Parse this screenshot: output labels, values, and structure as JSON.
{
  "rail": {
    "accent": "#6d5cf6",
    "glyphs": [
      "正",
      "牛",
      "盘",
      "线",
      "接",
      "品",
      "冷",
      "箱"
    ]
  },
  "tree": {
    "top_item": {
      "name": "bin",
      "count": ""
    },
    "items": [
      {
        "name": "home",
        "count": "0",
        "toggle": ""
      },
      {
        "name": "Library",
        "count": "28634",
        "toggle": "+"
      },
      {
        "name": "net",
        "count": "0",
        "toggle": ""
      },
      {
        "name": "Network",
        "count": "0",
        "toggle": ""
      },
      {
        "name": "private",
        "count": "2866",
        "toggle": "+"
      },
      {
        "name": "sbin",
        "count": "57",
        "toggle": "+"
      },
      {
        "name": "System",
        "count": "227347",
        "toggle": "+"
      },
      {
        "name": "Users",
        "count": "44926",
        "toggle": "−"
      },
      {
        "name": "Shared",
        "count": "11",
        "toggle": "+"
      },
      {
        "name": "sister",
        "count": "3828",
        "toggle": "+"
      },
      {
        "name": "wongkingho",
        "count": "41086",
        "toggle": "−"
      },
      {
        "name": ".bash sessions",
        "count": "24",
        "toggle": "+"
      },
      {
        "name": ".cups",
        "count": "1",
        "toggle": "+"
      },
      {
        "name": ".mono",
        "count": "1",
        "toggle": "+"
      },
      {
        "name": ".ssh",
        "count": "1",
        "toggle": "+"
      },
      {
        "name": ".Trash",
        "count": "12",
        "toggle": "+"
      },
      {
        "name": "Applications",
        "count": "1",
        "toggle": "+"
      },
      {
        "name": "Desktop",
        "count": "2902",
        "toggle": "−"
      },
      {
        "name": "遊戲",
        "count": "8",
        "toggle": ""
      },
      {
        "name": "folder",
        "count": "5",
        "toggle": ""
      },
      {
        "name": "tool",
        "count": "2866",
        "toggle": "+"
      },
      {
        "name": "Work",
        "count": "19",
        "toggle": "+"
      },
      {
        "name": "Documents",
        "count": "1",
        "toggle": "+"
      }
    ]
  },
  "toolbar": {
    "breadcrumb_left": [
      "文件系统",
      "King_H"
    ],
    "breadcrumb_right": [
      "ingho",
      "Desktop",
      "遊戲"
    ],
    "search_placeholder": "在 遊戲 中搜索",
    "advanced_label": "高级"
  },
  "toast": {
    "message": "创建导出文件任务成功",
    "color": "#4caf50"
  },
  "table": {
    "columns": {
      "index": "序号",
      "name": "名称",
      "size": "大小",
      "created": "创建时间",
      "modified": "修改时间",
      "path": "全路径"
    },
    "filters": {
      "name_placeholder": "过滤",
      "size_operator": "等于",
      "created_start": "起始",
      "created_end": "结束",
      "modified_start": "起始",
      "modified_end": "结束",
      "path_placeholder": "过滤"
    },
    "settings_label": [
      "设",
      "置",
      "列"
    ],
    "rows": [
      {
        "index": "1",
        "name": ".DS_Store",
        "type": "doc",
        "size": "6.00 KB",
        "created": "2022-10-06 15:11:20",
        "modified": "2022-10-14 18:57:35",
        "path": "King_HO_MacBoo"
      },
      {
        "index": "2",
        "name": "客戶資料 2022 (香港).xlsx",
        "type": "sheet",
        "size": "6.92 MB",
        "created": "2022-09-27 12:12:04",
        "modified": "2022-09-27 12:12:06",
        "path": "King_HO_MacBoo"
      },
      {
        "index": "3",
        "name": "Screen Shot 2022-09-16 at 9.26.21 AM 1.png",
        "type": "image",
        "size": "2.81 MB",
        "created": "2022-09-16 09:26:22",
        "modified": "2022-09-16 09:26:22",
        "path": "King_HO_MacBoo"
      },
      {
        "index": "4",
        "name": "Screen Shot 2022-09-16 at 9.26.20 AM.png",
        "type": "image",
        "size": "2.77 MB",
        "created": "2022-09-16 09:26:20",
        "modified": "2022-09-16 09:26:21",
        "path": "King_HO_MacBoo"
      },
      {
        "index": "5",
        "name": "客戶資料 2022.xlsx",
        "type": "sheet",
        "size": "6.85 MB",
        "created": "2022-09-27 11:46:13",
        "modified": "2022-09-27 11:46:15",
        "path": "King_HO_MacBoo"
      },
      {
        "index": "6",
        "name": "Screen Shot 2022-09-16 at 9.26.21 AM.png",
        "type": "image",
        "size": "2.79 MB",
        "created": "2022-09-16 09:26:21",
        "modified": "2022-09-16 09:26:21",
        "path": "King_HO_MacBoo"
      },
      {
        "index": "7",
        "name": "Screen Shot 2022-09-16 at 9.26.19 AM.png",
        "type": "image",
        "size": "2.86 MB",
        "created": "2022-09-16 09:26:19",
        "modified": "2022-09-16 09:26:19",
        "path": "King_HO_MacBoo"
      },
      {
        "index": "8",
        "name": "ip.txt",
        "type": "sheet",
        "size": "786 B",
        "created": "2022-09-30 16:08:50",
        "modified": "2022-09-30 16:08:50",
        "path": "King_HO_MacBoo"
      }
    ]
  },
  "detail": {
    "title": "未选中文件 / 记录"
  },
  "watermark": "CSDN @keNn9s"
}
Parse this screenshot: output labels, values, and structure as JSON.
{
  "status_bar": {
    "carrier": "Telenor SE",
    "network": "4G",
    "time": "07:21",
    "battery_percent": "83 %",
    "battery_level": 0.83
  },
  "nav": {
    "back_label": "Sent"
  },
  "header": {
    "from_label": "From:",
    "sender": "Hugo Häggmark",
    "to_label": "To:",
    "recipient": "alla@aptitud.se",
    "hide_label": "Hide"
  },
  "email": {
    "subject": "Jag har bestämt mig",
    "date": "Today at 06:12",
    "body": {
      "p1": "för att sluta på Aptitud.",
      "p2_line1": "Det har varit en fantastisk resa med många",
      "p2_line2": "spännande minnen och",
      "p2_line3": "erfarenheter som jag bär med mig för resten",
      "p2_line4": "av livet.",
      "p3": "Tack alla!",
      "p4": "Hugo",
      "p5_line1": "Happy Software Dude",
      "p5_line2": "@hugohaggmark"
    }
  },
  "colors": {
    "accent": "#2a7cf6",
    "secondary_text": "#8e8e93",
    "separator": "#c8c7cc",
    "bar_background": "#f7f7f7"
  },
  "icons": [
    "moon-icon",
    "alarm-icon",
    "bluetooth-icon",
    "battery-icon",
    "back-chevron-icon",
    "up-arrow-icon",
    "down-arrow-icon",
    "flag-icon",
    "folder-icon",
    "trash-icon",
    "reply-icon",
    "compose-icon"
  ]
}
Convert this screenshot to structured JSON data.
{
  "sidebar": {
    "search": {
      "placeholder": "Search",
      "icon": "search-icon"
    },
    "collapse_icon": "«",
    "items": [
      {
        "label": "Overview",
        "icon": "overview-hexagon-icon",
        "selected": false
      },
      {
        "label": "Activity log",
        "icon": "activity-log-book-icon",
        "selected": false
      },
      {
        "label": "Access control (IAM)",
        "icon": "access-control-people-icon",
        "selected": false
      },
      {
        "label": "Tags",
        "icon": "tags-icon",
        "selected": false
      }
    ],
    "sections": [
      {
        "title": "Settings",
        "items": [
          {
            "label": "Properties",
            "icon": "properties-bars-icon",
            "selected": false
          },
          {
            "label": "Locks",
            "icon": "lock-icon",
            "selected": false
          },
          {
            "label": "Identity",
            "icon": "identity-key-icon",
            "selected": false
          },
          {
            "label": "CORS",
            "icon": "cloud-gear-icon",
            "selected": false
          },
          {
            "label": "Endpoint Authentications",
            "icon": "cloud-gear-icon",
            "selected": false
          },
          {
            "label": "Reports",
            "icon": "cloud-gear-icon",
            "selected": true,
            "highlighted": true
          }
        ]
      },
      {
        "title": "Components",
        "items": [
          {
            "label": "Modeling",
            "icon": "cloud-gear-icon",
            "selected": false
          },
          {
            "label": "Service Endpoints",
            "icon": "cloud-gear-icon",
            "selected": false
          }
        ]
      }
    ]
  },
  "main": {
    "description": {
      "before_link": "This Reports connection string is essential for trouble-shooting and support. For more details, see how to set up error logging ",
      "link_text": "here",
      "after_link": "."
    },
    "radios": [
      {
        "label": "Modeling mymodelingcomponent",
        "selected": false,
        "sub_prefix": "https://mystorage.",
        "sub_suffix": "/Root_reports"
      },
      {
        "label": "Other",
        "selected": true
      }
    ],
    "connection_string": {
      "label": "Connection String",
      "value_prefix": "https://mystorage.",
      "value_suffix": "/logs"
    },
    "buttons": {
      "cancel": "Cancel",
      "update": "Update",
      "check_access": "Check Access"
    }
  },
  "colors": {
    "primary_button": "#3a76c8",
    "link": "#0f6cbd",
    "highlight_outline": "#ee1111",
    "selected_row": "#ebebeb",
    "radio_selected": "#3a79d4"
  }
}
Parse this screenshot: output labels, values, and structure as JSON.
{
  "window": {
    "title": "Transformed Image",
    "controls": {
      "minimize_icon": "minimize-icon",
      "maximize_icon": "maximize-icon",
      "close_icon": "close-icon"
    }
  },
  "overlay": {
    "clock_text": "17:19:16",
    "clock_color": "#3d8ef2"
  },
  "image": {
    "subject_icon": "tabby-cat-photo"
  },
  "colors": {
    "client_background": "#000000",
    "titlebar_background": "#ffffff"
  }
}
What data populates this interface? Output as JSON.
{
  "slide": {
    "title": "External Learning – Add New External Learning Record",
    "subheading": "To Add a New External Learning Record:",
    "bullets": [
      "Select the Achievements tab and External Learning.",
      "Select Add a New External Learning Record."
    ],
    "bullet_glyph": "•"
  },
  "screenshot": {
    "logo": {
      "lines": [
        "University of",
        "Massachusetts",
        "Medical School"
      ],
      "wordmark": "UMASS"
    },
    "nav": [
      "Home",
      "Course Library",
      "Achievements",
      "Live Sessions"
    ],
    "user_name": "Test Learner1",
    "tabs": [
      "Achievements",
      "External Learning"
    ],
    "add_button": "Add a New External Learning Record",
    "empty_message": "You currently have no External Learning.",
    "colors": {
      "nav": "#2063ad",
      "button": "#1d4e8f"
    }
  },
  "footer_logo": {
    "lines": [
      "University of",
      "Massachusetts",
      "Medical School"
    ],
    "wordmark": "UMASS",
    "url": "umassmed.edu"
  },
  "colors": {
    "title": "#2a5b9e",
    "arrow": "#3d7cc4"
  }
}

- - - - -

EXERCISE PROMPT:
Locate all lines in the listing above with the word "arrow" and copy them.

ANSWER SPACE:
    "up-arrow-icon",
    "down-arrow-icon",
    "arrow": "#3d7cc4"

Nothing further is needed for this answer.